Fun MySQL fact of the day: MVCC-caused replication delay

Looking way back to March 11, we had discussed InnoDB's MVCC implementation. We also had discussed how InnoDB (by default) needs to keep around all versions of a record in the InnoDB undo log until all queries referencing the record either commit or roll-back. And while it may not have been entirely obvious to you, today we'll consider how long-running read-only queries can cause replication delay.

Let's say that a read-only replica has been running a query for the last 10 minutes on a fairly busy system. During this time, all versions of all records read by the long-running query are being kept around in the undo logs. Each time one of these records is updated, InnoDB needs to copy it into the undo log before updating the record. While this may not seem like much, consider that for a long-running query that has visited tens of millions of rows---or worse, a full table scan---over 10 minutes. Updates to these rows will result in buffer pool pollution from the undo logs (which, you may recall, are stored in the system table space), which results in more frequent buffer pool evictions and higher disk-bound IO.

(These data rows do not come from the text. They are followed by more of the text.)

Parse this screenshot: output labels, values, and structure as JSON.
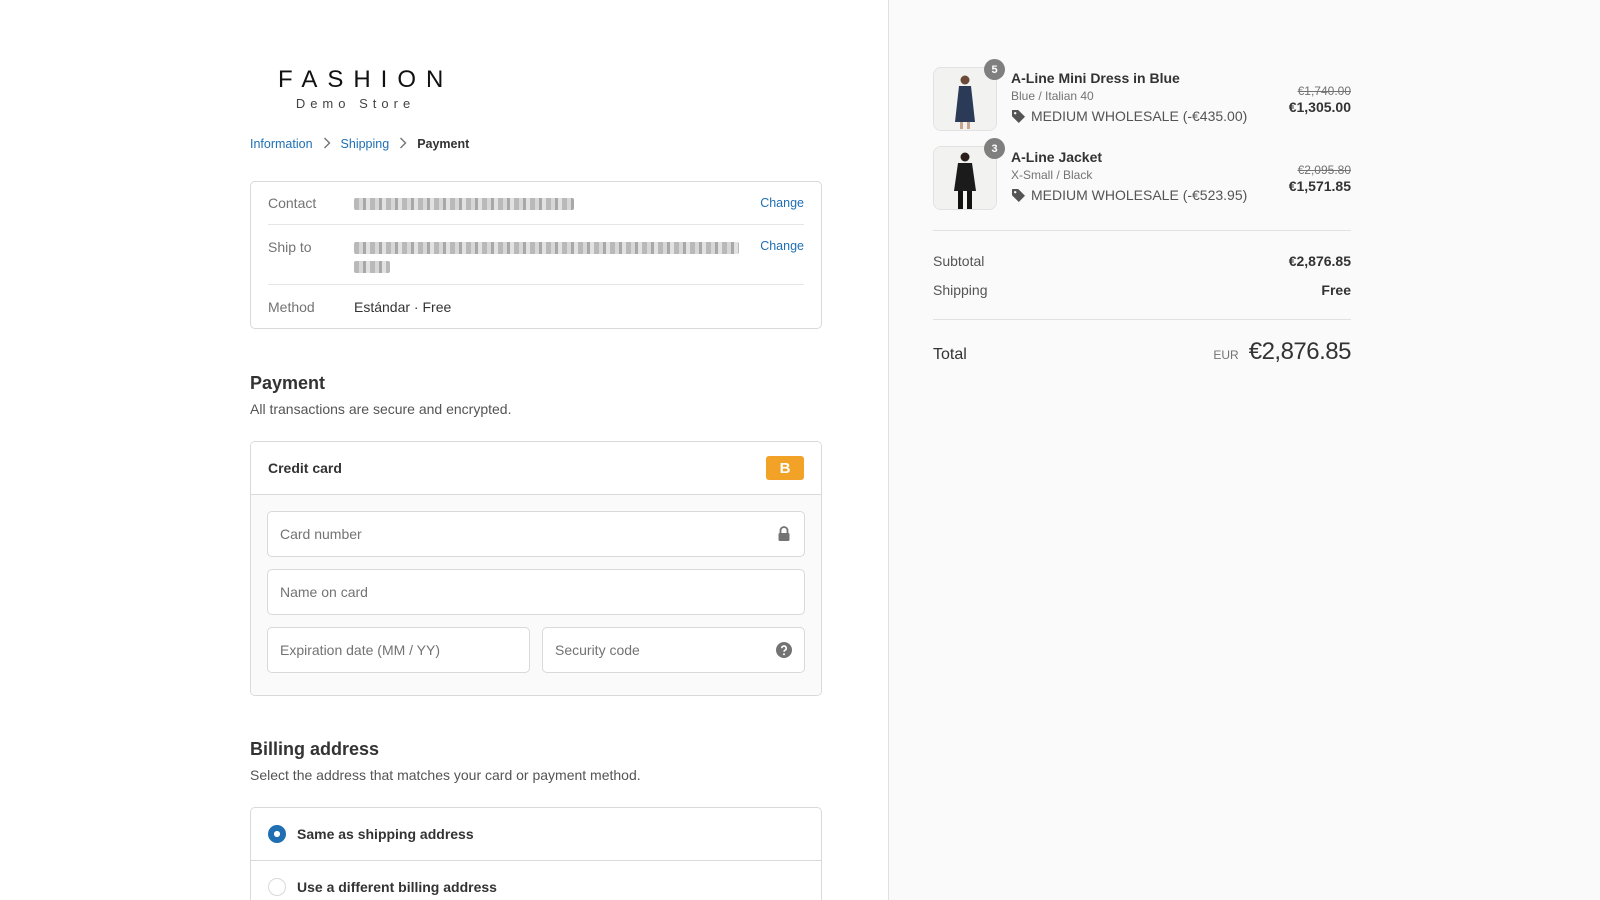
{
  "logo": {
    "main": "FASHION",
    "sub": "Demo Store"
  },
  "breadcrumb": {
    "step1": "Information",
    "step2": "Shipping",
    "step3": "Payment"
  },
  "review": {
    "contact_label": "Contact",
    "shipto_label": "Ship to",
    "method_label": "Method",
    "method_value": "Estándar · Free",
    "change_label": "Change"
  },
  "payment": {
    "title": "Payment",
    "subtitle": "All transactions are secure and encrypted.",
    "method_label": "Credit card",
    "badge_letter": "B",
    "card_number_placeholder": "Card number",
    "name_placeholder": "Name on card",
    "expiry_placeholder": "Expiration date (MM / YY)",
    "security_placeholder": "Security code"
  },
  "billing": {
    "title": "Billing address",
    "subtitle": "Select the address that matches your card or payment method.",
    "option_same": "Same as shipping address",
    "option_different": "Use a different billing address"
  },
  "cart": {
    "items": [
      {
        "name": "A-Line Mini Dress in Blue",
        "variant": "Blue / Italian 40",
        "discount": "MEDIUM WHOLESALE (-€435.00)",
        "price_old": "€1,740.00",
        "price_new": "€1,305.00",
        "quantity": "5"
      },
      {
        "name": "A-Line Jacket",
        "variant": "X-Small / Black",
        "discount": "MEDIUM WHOLESALE (-€523.95)",
        "price_old": "€2,095.80",
        "price_new": "€1,571.85",
        "quantity": "3"
      }
    ],
    "subtotal_label": "Subtotal",
    "subtotal_value": "€2,876.85",
    "shipping_label": "Shipping",
    "shipping_value": "Free",
    "total_label": "Total",
    "total_currency": "EUR",
    "total_value": "€2,876.85"
  },
  "colors": {
    "link": "#1f6fb2",
    "bitcoin": "#f2a227",
    "sidebar_bg": "#fafafa"
  },
  "icons": {
    "lock": "lock-icon",
    "help": "help-icon",
    "tag": "tag-icon",
    "chevron": "chevron-right-icon"
  }
}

Of course, there's another concern: purge lag. On March 12, we also discussed a case where InnoDB will purge the history list length. Unfortunately, when InnoDB is unable to purge records fast enough from the undo logs, InnoDB may inject a "small" delay to the execution of DML (Data Manipulation Language) statements of no less than 5000 microseconds (or 5 microseconds in MySQL 8.0.14). This puts back-pressure on the SQL thread resulting in replication delay.

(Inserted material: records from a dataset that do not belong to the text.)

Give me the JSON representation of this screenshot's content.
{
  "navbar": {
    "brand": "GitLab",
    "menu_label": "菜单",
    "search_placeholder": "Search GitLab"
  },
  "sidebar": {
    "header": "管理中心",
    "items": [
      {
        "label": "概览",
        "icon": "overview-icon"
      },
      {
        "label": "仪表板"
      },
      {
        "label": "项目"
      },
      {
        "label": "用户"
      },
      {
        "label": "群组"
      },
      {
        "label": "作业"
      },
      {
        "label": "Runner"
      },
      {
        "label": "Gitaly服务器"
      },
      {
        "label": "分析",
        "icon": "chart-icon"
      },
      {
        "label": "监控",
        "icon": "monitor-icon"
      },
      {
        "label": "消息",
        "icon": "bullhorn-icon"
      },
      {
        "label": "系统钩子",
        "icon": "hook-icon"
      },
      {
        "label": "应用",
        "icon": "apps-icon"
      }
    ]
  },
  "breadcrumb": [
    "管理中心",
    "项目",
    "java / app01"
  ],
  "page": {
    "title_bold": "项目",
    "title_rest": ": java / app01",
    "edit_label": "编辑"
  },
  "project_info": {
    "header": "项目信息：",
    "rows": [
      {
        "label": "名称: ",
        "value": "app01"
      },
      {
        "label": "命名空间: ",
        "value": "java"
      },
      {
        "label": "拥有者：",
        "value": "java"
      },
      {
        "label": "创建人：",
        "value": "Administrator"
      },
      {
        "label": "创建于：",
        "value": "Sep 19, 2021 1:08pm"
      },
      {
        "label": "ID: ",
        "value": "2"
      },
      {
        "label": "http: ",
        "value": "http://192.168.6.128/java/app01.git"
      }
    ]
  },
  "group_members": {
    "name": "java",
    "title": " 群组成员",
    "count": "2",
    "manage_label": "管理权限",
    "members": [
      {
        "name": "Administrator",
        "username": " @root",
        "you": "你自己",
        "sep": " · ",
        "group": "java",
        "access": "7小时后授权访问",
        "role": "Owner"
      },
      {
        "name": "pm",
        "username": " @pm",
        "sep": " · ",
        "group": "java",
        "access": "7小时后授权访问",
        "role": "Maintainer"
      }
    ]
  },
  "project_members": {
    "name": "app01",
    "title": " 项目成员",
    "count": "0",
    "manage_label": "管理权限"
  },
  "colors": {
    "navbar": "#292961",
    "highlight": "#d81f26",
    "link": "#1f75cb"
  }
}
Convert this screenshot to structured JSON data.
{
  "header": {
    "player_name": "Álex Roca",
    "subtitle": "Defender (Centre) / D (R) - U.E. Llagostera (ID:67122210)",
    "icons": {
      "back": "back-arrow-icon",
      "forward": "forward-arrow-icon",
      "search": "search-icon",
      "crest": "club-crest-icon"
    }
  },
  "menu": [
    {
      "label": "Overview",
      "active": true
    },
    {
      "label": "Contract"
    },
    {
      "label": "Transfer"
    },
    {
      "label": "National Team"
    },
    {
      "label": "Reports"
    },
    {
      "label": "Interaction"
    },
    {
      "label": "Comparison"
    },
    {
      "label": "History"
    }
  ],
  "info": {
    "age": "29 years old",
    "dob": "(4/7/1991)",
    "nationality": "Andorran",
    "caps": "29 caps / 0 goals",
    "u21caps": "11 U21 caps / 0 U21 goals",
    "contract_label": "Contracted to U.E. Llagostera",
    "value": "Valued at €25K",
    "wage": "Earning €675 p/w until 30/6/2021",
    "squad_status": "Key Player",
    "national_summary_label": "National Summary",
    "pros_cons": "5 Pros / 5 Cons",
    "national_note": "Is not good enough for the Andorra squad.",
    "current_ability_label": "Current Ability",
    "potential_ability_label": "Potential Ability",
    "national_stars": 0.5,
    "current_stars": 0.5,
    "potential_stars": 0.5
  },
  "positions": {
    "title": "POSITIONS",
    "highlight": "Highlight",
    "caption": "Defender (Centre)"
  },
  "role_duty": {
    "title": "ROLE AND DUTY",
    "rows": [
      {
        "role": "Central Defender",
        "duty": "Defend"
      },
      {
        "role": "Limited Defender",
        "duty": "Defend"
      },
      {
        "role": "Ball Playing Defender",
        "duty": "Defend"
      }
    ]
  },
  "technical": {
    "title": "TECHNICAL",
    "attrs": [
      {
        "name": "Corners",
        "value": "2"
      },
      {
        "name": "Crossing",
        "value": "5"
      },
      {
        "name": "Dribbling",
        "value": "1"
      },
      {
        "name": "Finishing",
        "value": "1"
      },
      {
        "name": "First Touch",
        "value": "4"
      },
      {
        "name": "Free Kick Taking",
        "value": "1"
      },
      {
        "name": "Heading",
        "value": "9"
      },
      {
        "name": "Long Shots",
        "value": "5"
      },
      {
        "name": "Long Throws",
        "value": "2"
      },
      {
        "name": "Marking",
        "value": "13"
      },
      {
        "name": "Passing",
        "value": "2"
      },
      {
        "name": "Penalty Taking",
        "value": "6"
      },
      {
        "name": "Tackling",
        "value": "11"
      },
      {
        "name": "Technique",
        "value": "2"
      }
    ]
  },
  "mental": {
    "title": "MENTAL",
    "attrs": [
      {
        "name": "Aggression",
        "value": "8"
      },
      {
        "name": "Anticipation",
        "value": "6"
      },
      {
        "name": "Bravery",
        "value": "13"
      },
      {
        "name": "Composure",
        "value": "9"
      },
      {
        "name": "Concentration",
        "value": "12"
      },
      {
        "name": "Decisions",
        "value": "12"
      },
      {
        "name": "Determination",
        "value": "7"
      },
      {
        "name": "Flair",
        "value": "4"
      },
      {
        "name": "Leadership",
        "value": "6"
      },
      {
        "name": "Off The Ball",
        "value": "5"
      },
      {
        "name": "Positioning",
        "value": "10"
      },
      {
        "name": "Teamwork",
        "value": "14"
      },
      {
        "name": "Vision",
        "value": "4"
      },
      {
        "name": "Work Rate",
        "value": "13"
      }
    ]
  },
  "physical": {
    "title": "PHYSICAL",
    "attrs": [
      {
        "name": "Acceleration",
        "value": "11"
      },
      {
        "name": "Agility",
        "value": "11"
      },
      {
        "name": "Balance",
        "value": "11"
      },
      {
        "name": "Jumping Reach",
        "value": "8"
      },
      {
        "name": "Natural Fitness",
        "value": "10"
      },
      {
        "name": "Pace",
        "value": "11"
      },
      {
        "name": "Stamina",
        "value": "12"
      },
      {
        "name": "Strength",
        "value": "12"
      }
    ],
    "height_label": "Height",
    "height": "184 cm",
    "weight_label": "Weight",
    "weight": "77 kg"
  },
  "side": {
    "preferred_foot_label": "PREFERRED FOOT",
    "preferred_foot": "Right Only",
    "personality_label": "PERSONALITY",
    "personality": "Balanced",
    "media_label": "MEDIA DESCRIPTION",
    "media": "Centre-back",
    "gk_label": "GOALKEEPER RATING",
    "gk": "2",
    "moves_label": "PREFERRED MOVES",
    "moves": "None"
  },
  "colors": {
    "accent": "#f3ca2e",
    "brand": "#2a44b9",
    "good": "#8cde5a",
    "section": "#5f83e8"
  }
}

Bottom line? Keep on EXPLAINing your queries, even if they run against a dedicated read replica, and prevent slow queries and full table scans before they happen.